Rudi Shumpert is the marketing web developer at Ariba, Inc., the leading provider of spend management solutions, responsible for Omniture integration. He has 14 years experience in web application development technologies and has recently been working on improving the effectiveness for Ariba’s web analytics program. Lately Rudi has been actively integrating Ariba’s instance of Omniture with a variety of external data sources, including Twitter and Yahoo pipes. Rudi has also been innovating around video tracking, creating new ways to track post-production flash video, Windows media, and even YouTube files. We recently chatted with Rudi to learn more about his development work with Omniture:
Q: What were some of the drivers behind your Twitter integration? What data are you pulling and how are you using that to improve Ariba’s marketing efforts?
A: For Twitter we have a set of search terms including our brand name that we are monitoring. Currently for those terms, we are capturing the user name, full text of the tweet, and the search term. With that we can see by search term the conversations taking place. This also provides a historical view into these conversations as well. Part of our marketing effort is to be part of the conversations about Ariba and the areas we specialize in. Being able to have this data and monitor it within SiteCatalyst is exciting.
Q: You recently integrated Omniture with Yahoo Pipes. What did you integrate and why?
A: We found a user created pipe called “Social Media Fire Hose” and it is just that. This particular pipe will search blogs, news agencies, and numerous other social media sites on any set of terms you provide. It will also return the data in a JSON format that is easy to consume and parse. This data combined with the data pulled from Twitter, gives us a more complete view of the “buzz” on the terms we are searching for. And it will provide us with a greater ability to join these ongoing conversations.
Q: You recently did some innovative work to improve your ability to track flash video. What problem were you trying to solve here and how did you solve it?
A: We have a large collection of video files in our online Resource Library for our users. (Webinars, demos, etc.) in various formats (wmv, flv, and even some on YouTube) and from a maintenance standpoint I wanted to find one player, one method to be able to track them all, and get the same level of useable metrics from each format. The task of converting our entire library of wmv files to flv was not a good solution to the problem. A few weeks back I read a blog post about a player from LongTail video, called JW player that would play wmv, flv files, & YouTube videos, and also had an open API for being able to work with the players event listeners. After a bit of research and testing I was able monitor the events and track all the video events we needed and submit the data into Omniture. This method has allowed us to track all the videos in our existing library without having to spend time converting videos or embedding code into a custom flv player.
Q: What’s next on your integration roadmap with Omniture?

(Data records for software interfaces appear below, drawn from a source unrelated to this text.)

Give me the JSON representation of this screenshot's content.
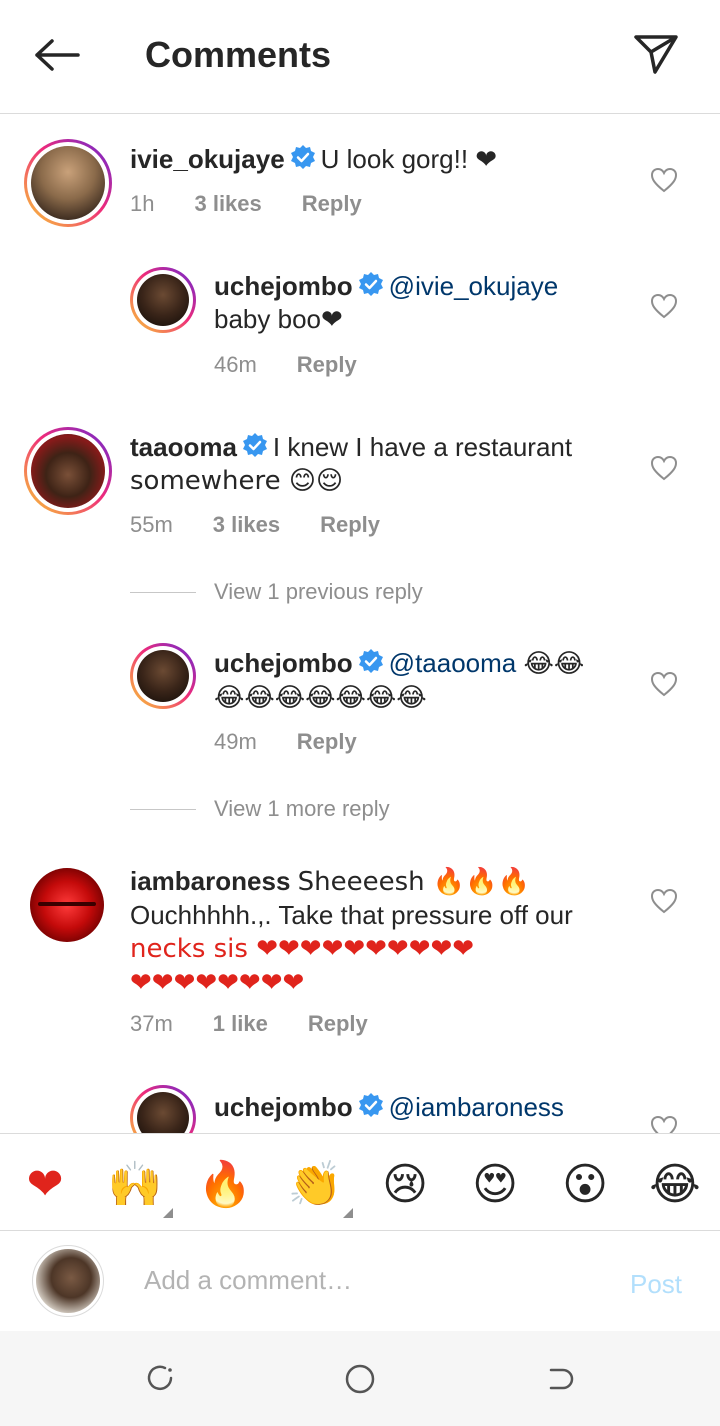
{
  "header": {
    "title": "Comments",
    "back_icon": "arrow-left-icon",
    "send_icon": "paper-plane-icon"
  },
  "comments": [
    {
      "username": "ivie_okujaye",
      "text": "U look gorg!! ❤",
      "time": "1h",
      "likes": "3 likes",
      "reply": "Reply"
    },
    {
      "username": "uchejombo",
      "mention": "@ivie_okujaye",
      "text": "baby boo❤",
      "time": "46m",
      "reply": "Reply"
    },
    {
      "username": "taaooma",
      "text_line1": "I knew I have a restaurant",
      "text_line2": "somewhere 😊😌",
      "time": "55m",
      "likes": "3 likes",
      "reply": "Reply"
    },
    {
      "view_replies": "View 1 previous reply"
    },
    {
      "username": "uchejombo",
      "mention": "@taaooma",
      "text_line1": "😂😂",
      "text_line2": "😂😂😂😂😂😂😂",
      "time": "49m",
      "reply": "Reply"
    },
    {
      "view_replies": "View 1 more reply"
    },
    {
      "username": "iambaroness",
      "text_line1": "Sheeeesh 🔥🔥🔥",
      "text_line2": "Ouchhhhh.,. Take that pressure off  our",
      "text_line3": "necks sis ❤❤❤❤❤❤❤❤❤❤",
      "text_line4": "❤❤❤❤❤❤❤❤",
      "time": "37m",
      "likes": "1 like",
      "reply": "Reply"
    },
    {
      "username": "uchejombo",
      "mention": "@iambaroness"
    }
  ],
  "emoji_bar": [
    {
      "glyph": "❤",
      "name": "red-heart"
    },
    {
      "glyph": "🙌",
      "name": "raising-hands"
    },
    {
      "glyph": "🔥",
      "name": "fire"
    },
    {
      "glyph": "👏",
      "name": "clapping-hands"
    },
    {
      "glyph": "😢",
      "name": "crying-face"
    },
    {
      "glyph": "😍",
      "name": "heart-eyes"
    },
    {
      "glyph": "😮",
      "name": "surprised-face"
    },
    {
      "glyph": "😂",
      "name": "tears-of-joy"
    }
  ],
  "composer": {
    "placeholder": "Add a comment…",
    "post_label": "Post"
  },
  "colors": {
    "accent_link": "#00376b",
    "verified_blue": "#3897f0",
    "post_disabled": "#b2dffc",
    "meta_gray": "#8e8e8e"
  }
}
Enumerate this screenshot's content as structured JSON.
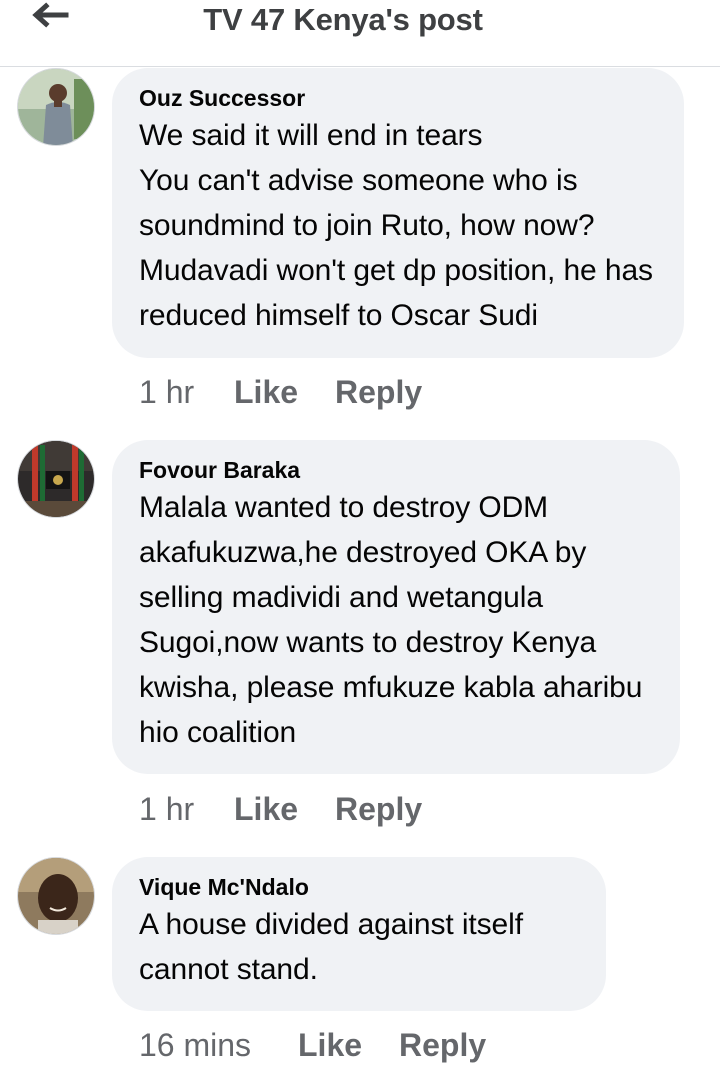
{
  "header": {
    "title": "TV 47 Kenya's post",
    "back_icon": "arrow-left-icon"
  },
  "comments": [
    {
      "author": "Ouz Successor",
      "text": "We said it will end in tears\nYou can't advise someone who is soundmind to join Ruto, how now?\nMudavadi won't get dp position, he has reduced himself to Oscar Sudi",
      "time": "1 hr",
      "like_label": "Like",
      "reply_label": "Reply"
    },
    {
      "author": "Fovour Baraka",
      "text": "Malala wanted to destroy ODM akafukuzwa,he destroyed OKA by selling madividi and wetangula Sugoi,now wants to destroy Kenya kwisha, please mfukuze kabla aharibu hio coalition",
      "time": "1 hr",
      "like_label": "Like",
      "reply_label": "Reply"
    },
    {
      "author": "Vique Mc'Ndalo",
      "text": "A house divided against itself cannot stand.",
      "time": "16 mins",
      "like_label": "Like",
      "reply_label": "Reply"
    }
  ],
  "colors": {
    "bubble": "#f0f2f5",
    "meta_text": "#65676b",
    "header_text": "#3e4042"
  }
}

We are in the beginning phases of using Genesis to integrate Salesforce & Omniture to provide both sales and marketing a better view into the interests of our web visitors. Aside from that we will continue to enhance the tagging of elements on our site to improve the level of detail in the Omniture reports.